With respect to enforcement, for some time now it has been expected that OFSI will be issuing fines for breaches of the Russia Sanctions, some of which have now been in effect for more than two years. Nonetheless at the mid-point of 2024, we are still awaiting a fine from OFSI under these regulations, although the regulator has stated that enforcement action will commence in 2024.

By contrast, HMRC has been issuing fines for breaches of the Russia Sanctions since last summer. Most recently, in March 2024, HMRC issued a substantial compound settlement of over £1 million to a UK exporter who was in breach of the Russia Sanctions. Although HMRC does not name the exporter, it is clear that HMRC is focused on its role in enforcing the trade sanctions under the Russia Sanctions, and it is to be expected that there will be further compound settlements throughout the remainder of the year.

Pro Bono Recognition List

We are pleased to have been named alongside numerous colleagues on the inaugural Pro Bono Recognition List, which recognizes solicitors and barristers across England and Wales who have given over 25 hours of their time to pro bono work during 2023.

Set up under the sponsorship of the Attorney General’s Pro Bono Committee, endorsed by the Lady Chief Justice, and with the support of the Law Society, Bar Council, and all major pro bono legal organizations in the UK, the Recognition List celebrates the valuable contribution of individual lawyers at firms and organizations of all sizes who provide pro bono legal help to those in need.

We are very pleased that 37 Arnold & Porter lawyers were recognized on the list, and that many of us have been able to offer significantly more hours to pro bono matters than the 25 hours needed for this recognition. While pro bono assistance cannot replace the need for serious consideration of the state of the Legal Aid sector, being able to offer our assistance to individuals and companies who would otherwise face legal situations alone is rewarding for all involved. We are proud of our colleagues for their dedication, which is needed to amplify the voices of those who otherwise might not be heard.

© Arnold & Porter Kaye Scholer LLP 2024 All Rights Reserved.
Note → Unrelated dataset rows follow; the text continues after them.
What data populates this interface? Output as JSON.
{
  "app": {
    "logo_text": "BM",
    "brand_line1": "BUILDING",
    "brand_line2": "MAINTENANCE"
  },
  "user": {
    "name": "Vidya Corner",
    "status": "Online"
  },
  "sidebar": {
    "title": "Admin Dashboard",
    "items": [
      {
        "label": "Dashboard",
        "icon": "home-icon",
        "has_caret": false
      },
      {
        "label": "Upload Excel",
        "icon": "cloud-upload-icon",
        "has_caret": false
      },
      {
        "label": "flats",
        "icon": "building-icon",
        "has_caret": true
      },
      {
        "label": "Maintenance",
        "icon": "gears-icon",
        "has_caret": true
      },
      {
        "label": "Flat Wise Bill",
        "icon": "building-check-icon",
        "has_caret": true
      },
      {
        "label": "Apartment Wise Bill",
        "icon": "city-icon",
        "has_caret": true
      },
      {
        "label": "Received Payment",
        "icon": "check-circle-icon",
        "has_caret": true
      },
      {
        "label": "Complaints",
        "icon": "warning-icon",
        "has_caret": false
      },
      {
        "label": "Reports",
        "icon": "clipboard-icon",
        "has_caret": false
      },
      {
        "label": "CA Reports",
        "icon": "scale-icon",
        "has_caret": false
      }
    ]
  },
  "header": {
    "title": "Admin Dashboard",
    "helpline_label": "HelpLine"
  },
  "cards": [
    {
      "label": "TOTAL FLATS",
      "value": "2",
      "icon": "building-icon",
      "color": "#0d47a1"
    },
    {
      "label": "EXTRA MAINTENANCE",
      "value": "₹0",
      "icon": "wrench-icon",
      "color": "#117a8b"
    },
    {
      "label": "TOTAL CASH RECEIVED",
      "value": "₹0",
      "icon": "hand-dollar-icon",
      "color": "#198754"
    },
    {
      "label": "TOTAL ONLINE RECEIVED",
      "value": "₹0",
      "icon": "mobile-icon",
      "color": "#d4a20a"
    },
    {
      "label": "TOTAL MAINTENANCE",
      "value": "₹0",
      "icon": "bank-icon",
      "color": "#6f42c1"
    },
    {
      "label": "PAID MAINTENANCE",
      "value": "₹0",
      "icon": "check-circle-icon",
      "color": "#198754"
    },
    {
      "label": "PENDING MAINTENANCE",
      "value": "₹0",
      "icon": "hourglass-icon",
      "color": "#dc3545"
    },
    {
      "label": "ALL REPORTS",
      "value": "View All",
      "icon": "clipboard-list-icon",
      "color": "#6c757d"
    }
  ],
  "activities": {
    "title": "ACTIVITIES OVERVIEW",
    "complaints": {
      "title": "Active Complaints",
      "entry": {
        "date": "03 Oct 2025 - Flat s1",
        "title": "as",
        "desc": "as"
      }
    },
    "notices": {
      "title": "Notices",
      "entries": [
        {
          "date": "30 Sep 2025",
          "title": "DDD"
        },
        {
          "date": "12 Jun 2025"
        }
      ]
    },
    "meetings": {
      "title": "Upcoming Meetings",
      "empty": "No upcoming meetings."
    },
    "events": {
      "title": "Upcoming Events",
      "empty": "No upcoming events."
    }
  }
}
This Newsletter is intended to be a general summary of the law and does not constitute legal advice. You should consult with counsel to determine applicable legal requirements in a specific fact situation.